[Source records]
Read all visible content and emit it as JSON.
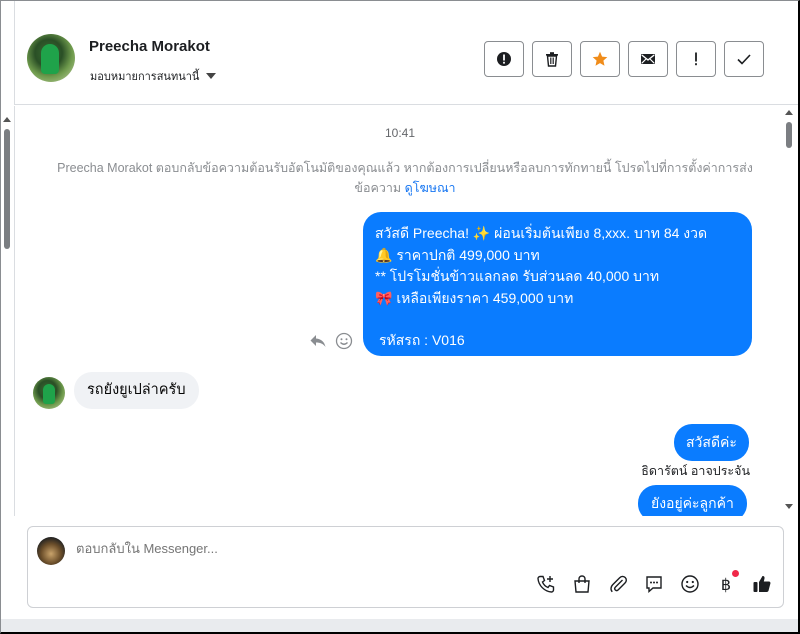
{
  "header": {
    "contact_name": "Preecha Morakot",
    "assign_label": "มอบหมายการสนทนานี้",
    "actions": [
      {
        "icon": "alert-circle-icon"
      },
      {
        "icon": "trash-icon"
      },
      {
        "icon": "star-icon"
      },
      {
        "icon": "mail-icon"
      },
      {
        "icon": "exclamation-icon"
      },
      {
        "icon": "check-icon"
      }
    ]
  },
  "conversation": {
    "timestamp": "10:41",
    "system_message": "Preecha Morakot ตอบกลับข้อความต้อนรับอัตโนมัติของคุณแล้ว หากต้องการเปลี่ยนหรือลบการทักทายนี้ โปรดไปที่การตั้งค่าการส่งข้อความ",
    "system_link": "ดูโฆษณา",
    "outgoing_offer": {
      "lines": [
        "สวัสดี Preecha! ✨  ผ่อนเริ่มต้นเพียง 8,xxx. บาท 84 งวด",
        "🔔 ราคาปกติ 499,000 บาท",
        "** โปรโมชั่นข้าวแลกลด รับส่วนลด 40,000 บาท",
        "🎀  เหลือเพียงราคา 459,000 บาท"
      ],
      "code_line": "รหัสรถ : V016"
    },
    "incoming_message": "รถยังยูเปล่าครับ",
    "outgoing_greeting": "สวัสดีค่ะ",
    "sender_name": "ธิดารัตน์ อาจประจัน",
    "outgoing_reply": "ยังอยู่ค่ะลูกค้า"
  },
  "composer": {
    "placeholder": "ตอบกลับใน Messenger...",
    "tools": [
      "phone-plus-icon",
      "shopping-bag-icon",
      "paperclip-icon",
      "chat-bubble-icon",
      "emoji-icon",
      "baht-icon",
      "thumbs-up-icon"
    ],
    "baht_symbol": "฿"
  },
  "colors": {
    "accent": "#0a7cff",
    "star": "#f08c1a",
    "link": "#1877f2",
    "notification_dot": "#f02849"
  }
}
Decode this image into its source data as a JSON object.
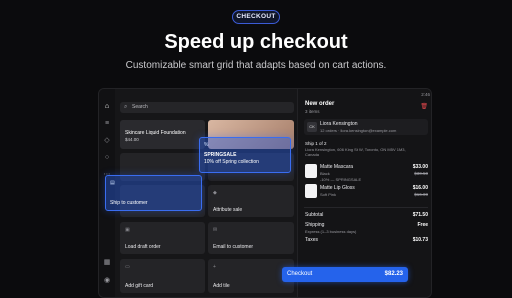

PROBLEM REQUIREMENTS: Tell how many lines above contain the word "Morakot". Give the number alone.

ANSWER TO THIS PROBLEM: 2